They actually paid to Cut the Copper
The NBN had to pay Telstra for the copper even if they did attempt to lay fibre to the premises (although access to the pipes would be helpful).
The payment would have been needed because once the NBN was available to a household, they MANDATED that the copper be cut. So that people could not choose to remain on the copper. And to do that they had to pay Telstra compensation for making their network illegal.
Why on earth would any sane person wish to remain on slow, broken and horrendously evil copper when they have a choice of fibre? Well, it turned out that when they did the initial roll out in Tasmania the vast majority of people stayed on copper because in the areas targeted by fibre the copper was good enough for what people used it for.
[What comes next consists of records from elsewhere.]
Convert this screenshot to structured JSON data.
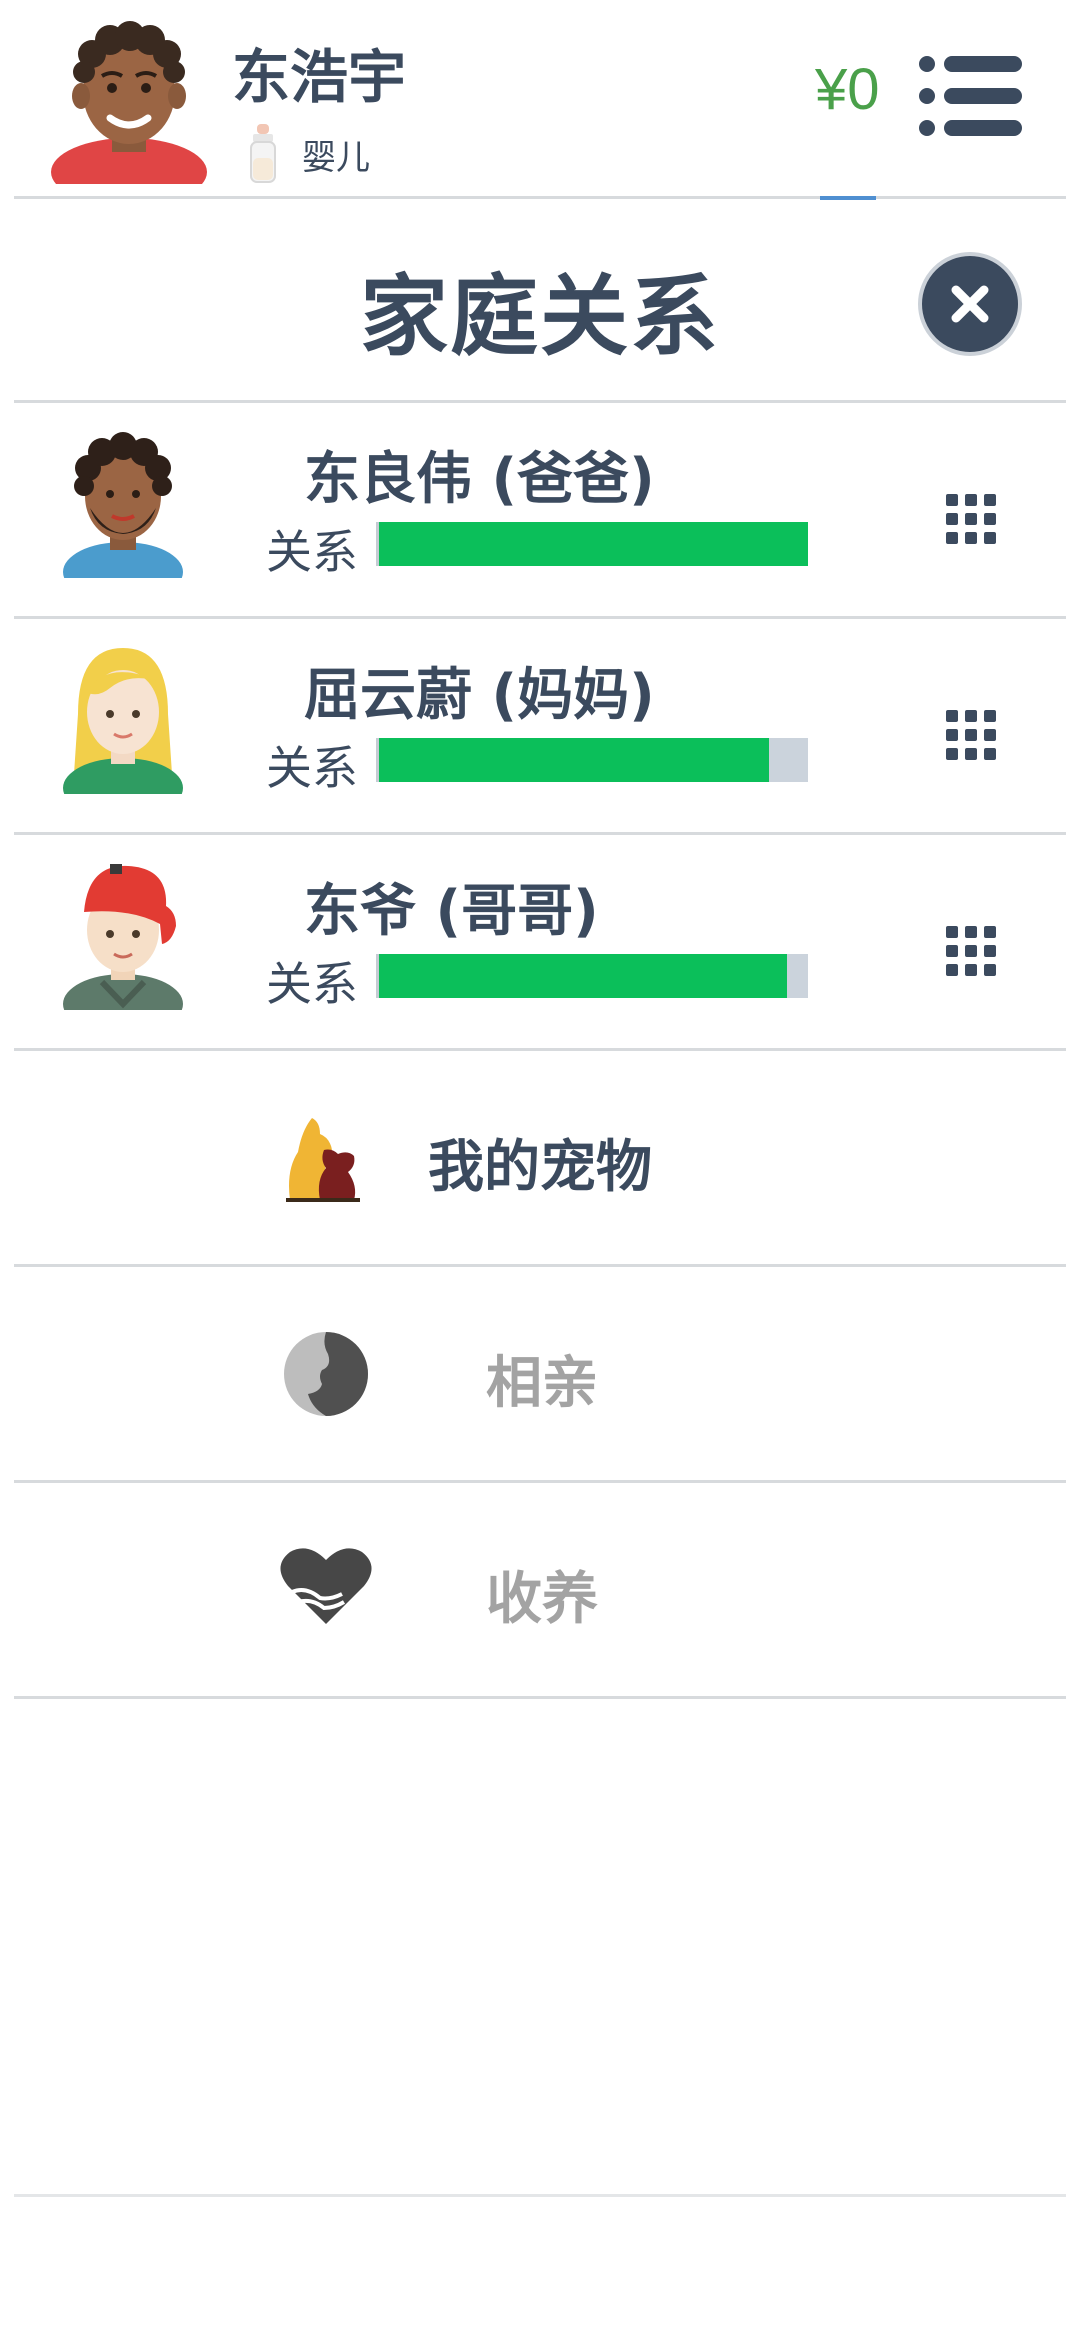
{
  "header": {
    "name": "东浩宇",
    "stage": "婴儿",
    "money": "¥0"
  },
  "title": "家庭关系",
  "family": [
    {
      "name": "东良伟 (爸爸)",
      "relation_label": "关系",
      "relation_level": 1.0
    },
    {
      "name": "屈云蔚 (妈妈)",
      "relation_label": "关系",
      "relation_level": 0.91
    },
    {
      "name": "东爷 (哥哥)",
      "relation_label": "关系",
      "relation_level": 0.95
    }
  ],
  "menu": {
    "pets": "我的宠物",
    "dating": "相亲",
    "adopt": "收养"
  },
  "colors": {
    "primary_text": "#3b4a5e",
    "money": "#4aa04a",
    "relation_bar": "#0bbf5a",
    "disabled_text": "#a3a3a3"
  }
}
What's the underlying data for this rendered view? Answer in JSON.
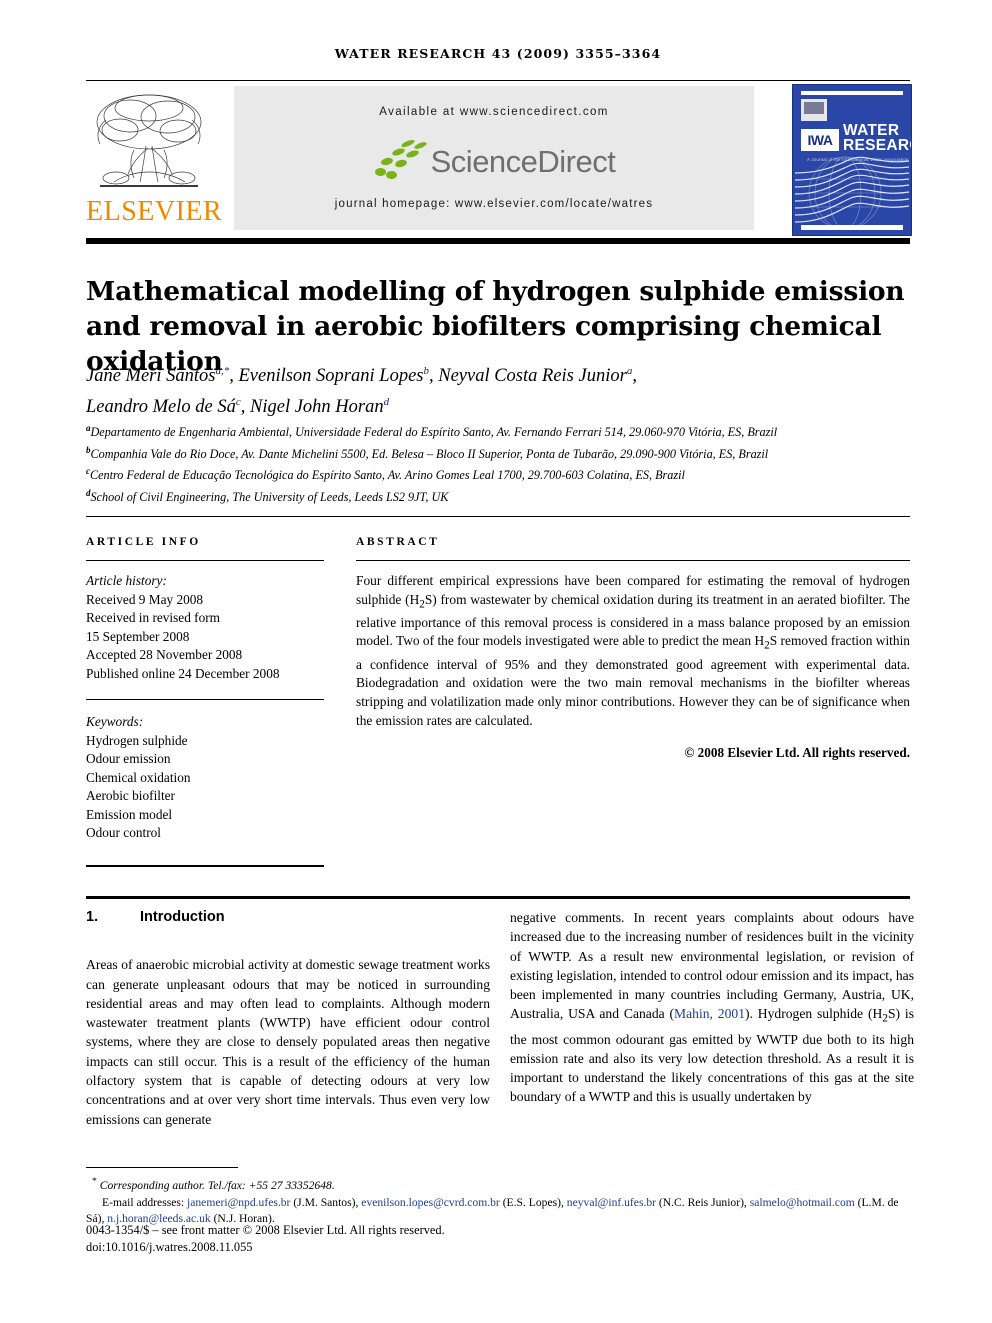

Maybe Netflix will change that, maybe not.
But competition with copper would have killed the economics of the NBN if most people did not use the new service. And that is why they made the copper illegal. And that is why Telstra could hold them to ransom.
So they had to buy the copper regardless of whether they used it. Quite different from what the article says.
The correct solution was to focus on the broadband black spots and make 2mbs a mandatory requirement on Telstra, like phones already were. Then cheap technologies like loop extenders could address that. Once everyone has that, then crank up the speed to 5mbs, which is plenty for Netflix. Then reassess options based on newly available technologies.